More than half of the world's business executives think their company is underdeveloped in the art of social business, according to a recent study.
The study, produced by MIT Sloan Management Review in conjunction with auditing firm Deloitte, surveyed more than 2500 executives.
The executives were asked to rank their business in "social business" maturity on a scale of one to 10, with 52 per cent giving their business a score of three or lower.
The study also found social business was becoming more important to businesses, with 36 per cent of executives rating it as "important" compared with last year's 18 per cent.
Social business was defined in the survey as using social media, software and networks to benefit from connections between people, information and assets.
In the energy and utilities sector, the number of managers who felt social business was "important" more than tripled from just 7.1 per cent last year to 29 per cent.

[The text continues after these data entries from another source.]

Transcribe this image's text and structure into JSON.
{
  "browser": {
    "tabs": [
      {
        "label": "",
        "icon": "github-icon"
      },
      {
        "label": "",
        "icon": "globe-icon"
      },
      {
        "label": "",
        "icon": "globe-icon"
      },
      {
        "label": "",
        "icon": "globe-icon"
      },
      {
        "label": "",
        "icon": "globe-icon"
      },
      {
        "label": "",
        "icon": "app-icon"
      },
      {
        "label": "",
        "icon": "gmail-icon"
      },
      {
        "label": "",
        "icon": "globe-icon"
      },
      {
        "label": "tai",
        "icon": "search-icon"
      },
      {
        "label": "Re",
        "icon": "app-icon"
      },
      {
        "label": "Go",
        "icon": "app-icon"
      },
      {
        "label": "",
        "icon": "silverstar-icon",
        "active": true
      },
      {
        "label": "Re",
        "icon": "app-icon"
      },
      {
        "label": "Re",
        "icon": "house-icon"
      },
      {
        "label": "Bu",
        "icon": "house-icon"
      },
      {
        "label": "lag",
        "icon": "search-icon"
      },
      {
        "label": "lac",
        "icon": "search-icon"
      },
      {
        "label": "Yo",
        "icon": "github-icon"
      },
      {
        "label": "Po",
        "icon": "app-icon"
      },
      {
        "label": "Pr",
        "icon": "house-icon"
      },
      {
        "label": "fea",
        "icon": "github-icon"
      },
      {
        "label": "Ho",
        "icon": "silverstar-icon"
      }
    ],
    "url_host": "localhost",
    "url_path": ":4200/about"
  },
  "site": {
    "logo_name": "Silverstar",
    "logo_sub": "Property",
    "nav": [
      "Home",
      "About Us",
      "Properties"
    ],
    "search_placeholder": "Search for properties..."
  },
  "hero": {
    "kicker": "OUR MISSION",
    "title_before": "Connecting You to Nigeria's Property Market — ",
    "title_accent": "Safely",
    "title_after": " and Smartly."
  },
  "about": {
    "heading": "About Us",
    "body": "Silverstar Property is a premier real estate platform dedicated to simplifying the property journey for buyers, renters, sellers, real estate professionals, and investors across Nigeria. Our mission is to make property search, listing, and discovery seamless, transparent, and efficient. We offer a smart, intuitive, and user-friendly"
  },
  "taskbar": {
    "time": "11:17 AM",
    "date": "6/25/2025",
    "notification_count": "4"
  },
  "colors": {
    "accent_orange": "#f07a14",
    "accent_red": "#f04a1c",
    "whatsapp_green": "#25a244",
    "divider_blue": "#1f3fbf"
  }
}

Despite this rise in importance, the study noted that many businesses surveyed were "stuck in first gear".
The three main obstacles identified for social business were a lack of an overall strategy, with 28 per cent of respondents identifying this as a problem, too many competing priorities at 26 per cent, and a lack of a proven business case or value proposition at 21 per cent.
Executive editor for MIT Sloan Management David Kiron said leadership was a strong factor.
"Companies that are generating value with social business tend to have leaders who have helped get these capabilities applied to important business problems."
Technology research firm Gartner estimated 80 per cent of social business projects between now and 2015 would yield disappointing results because of a lack of leadership support and the perception of social media as a technology rather than a business driver.